━━━ DATA LISTING

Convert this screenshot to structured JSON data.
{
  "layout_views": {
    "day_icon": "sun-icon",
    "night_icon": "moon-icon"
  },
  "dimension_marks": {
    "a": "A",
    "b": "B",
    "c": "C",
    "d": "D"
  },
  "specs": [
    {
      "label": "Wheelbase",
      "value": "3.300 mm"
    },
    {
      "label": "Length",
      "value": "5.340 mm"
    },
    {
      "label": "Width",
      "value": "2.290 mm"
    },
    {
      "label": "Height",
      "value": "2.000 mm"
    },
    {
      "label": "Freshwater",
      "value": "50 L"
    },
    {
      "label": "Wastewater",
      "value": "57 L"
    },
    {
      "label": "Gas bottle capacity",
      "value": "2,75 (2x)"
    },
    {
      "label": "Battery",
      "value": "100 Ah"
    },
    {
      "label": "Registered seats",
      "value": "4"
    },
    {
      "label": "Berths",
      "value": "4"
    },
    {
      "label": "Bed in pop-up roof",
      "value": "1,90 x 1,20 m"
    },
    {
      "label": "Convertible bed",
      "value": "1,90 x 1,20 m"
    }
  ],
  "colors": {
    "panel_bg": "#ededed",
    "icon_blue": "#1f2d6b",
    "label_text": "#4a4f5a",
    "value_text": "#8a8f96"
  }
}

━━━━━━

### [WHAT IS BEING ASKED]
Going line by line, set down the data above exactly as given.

### [SOLUTION FOR THIS EXERCISE]
Convert this screenshot to structured JSON data.
{
  "layout_views": {
    "day_icon": "sun-icon",
    "night_icon": "moon-icon"
  },
  "dimension_marks": {
    "a": "A",
    "b": "B",
    "c": "C",
    "d": "D"
  },
  "specs": [
    {
      "label": "Wheelbase",
      "value": "3.300 mm"
    },
    {
      "label": "Length",
      "value": "5.340 mm"
    },
    {
      "label": "Width",
      "value": "2.290 mm"
    },
    {
      "label": "Height",
      "value": "2.000 mm"
    },
    {
      "label": "Freshwater",
      "value": "50 L"
    },
    {
      "label": "Wastewater",
      "value": "57 L"
    },
    {
      "label": "Gas bottle capacity",
      "value": "2,75 (2x)"
    },
    {
      "label": "Battery",
      "value": "100 Ah"
    },
    {
      "label": "Registered seats",
      "value": "4"
    },
    {
      "label": "Berths",
      "value": "4"
    },
    {
      "label": "Bed in pop-up roof",
      "value": "1,90 x 1,20 m"
    },
    {
      "label": "Convertible bed",
      "value": "1,90 x 1,20 m"
    }
  ],
  "colors": {
    "panel_bg": "#ededed",
    "icon_blue": "#1f2d6b",
    "label_text": "#4a4f5a",
    "value_text": "#8a8f96"
  }
}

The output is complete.